A large North American bank was operating with legacy platforms and multiple channels resulting in channel overlap and lower returns. In addition, the load on voice channels was high. All of this led to poor customer engagement and high cost of collections. We ran a pilot to transform the front office collection processes using digital and cloud technologies, and delivered the following benefits:
Natural language powered conversations
Cloud-based platforms help redefine the possibilities of AI-powered conversations. For example, when a customer is unreachable, it triggers an SMS to initiate a conversation with the customer through an AI-powered chatbot, which can offer personalized payment options in a non-intrusive manner. The chatbot sends links with personalized payment options based on the customer’s personal and financial situation. This helps the customer to evaluate the options and make payments and/or set up direct debit instructions without logging into the bank’s portal.
Moving to the cloud empowers banks to adopt intelligent technologies with the potential to ramp up operational efficiency across customer experience, process, compliance, and training.
A case in point
A leading US bank’s legacy back-office processes led to increased correspondence, manual operations with high cycle times, and higher costs.
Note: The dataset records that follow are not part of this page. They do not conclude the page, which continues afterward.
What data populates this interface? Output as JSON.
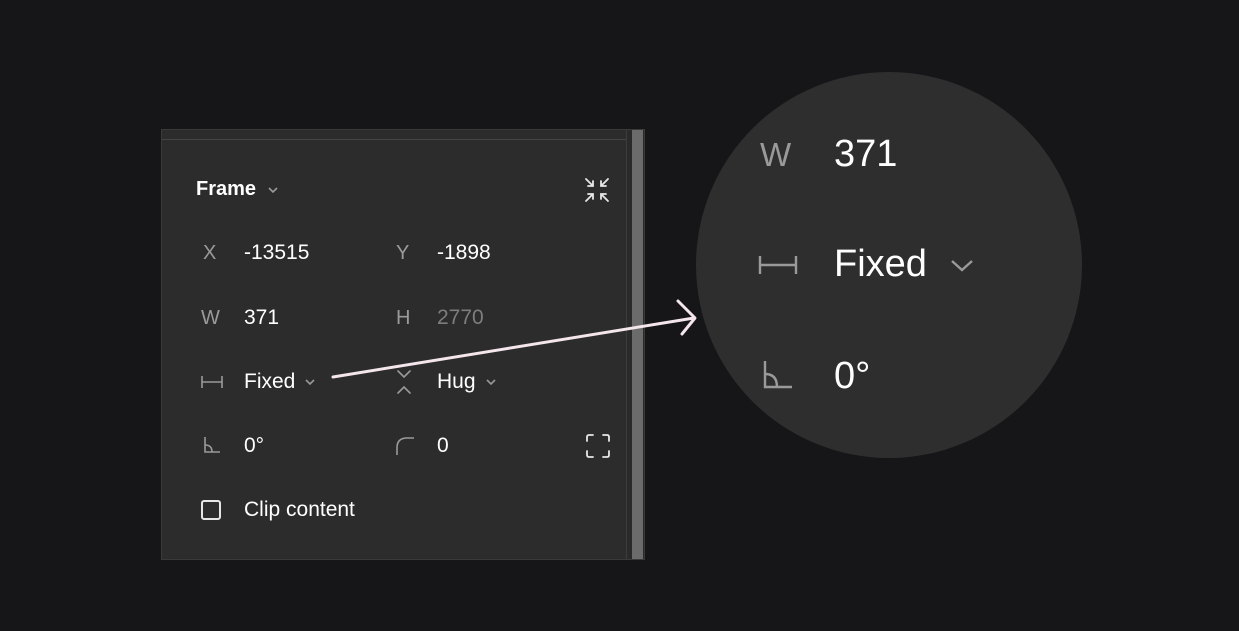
{
  "panel": {
    "title": "Frame",
    "fields": {
      "x": {
        "label": "X",
        "value": "-13515"
      },
      "y": {
        "label": "Y",
        "value": "-1898"
      },
      "w": {
        "label": "W",
        "value": "371"
      },
      "h": {
        "label": "H",
        "value": "2770"
      },
      "width_mode": "Fixed",
      "height_mode": "Hug",
      "rotation": "0°",
      "corner_radius": "0"
    },
    "clip_content_label": "Clip content",
    "clip_content_checked": false
  },
  "zoom": {
    "w_label": "W",
    "w_value": "371",
    "width_mode": "Fixed",
    "rotation": "0°"
  },
  "colors": {
    "background": "#161619",
    "panel": "#2c2c2c",
    "magnifier": "#2e2e2e",
    "arrow": "#f4e6ec",
    "label": "#9a9a9a",
    "muted_value": "#7d7d7d"
  },
  "icons": [
    "chevron-down-icon",
    "collapse-icon",
    "fixed-width-icon",
    "hug-height-icon",
    "rotation-icon",
    "corner-radius-icon",
    "independent-corners-icon",
    "checkbox-icon",
    "arrow-icon"
  ]
}
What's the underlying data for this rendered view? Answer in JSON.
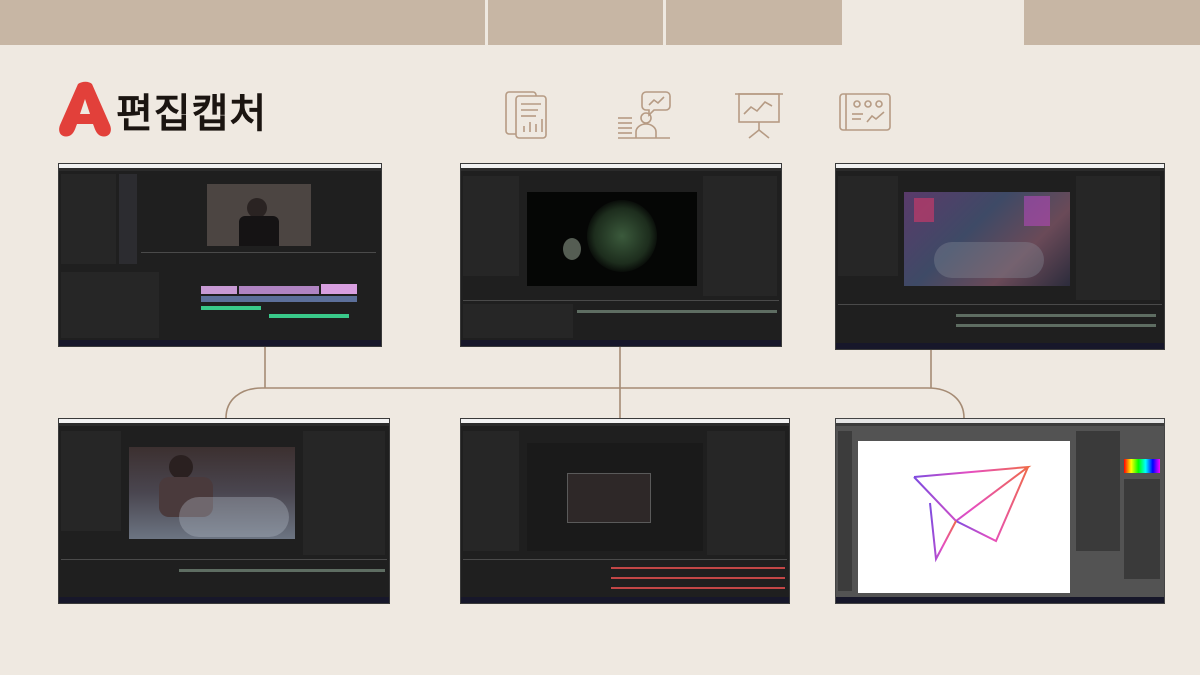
{
  "header": {
    "title": "편집캡처"
  },
  "colors": {
    "background": "#efe9e1",
    "topbar": "#c7b6a4",
    "accent_red": "#e2403a",
    "icon_stroke": "#b69b84",
    "connector": "#a58b74",
    "app_dark": "#1f1f1f"
  },
  "icons": [
    "document-chart-icon",
    "presenter-idea-icon",
    "presentation-board-icon",
    "dashboard-tablet-icon"
  ],
  "screenshots": [
    {
      "app": "premiere-pro"
    },
    {
      "app": "after-effects"
    },
    {
      "app": "after-effects"
    },
    {
      "app": "after-effects"
    },
    {
      "app": "after-effects"
    },
    {
      "app": "illustrator"
    }
  ]
}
We ran a proof-of-concept (PoC) to modernize their back-office collections operations using computer vision technologies to automate document review, categorization, and routing. The bank realized several benefits from this PoC:
A cloud makeover for the debt collections space will bode well for all stakeholders.
The pandemic has proven to be an inflection point for collections, underscoring the need for a business-driven transformation approach. Success in the collections space will depend on banks’ ability to quickly adopt a robust cloud framework with the flexibility to seamlessly connect with legacy applications, a well-executed cloud roadmap, right skills and talent aligned with the risk strategy, risk analytics, and more. Banks that act with alacrity in moving to a cloud-based collections model stand to gain, especially given the possibility of rising defaults in the coming months.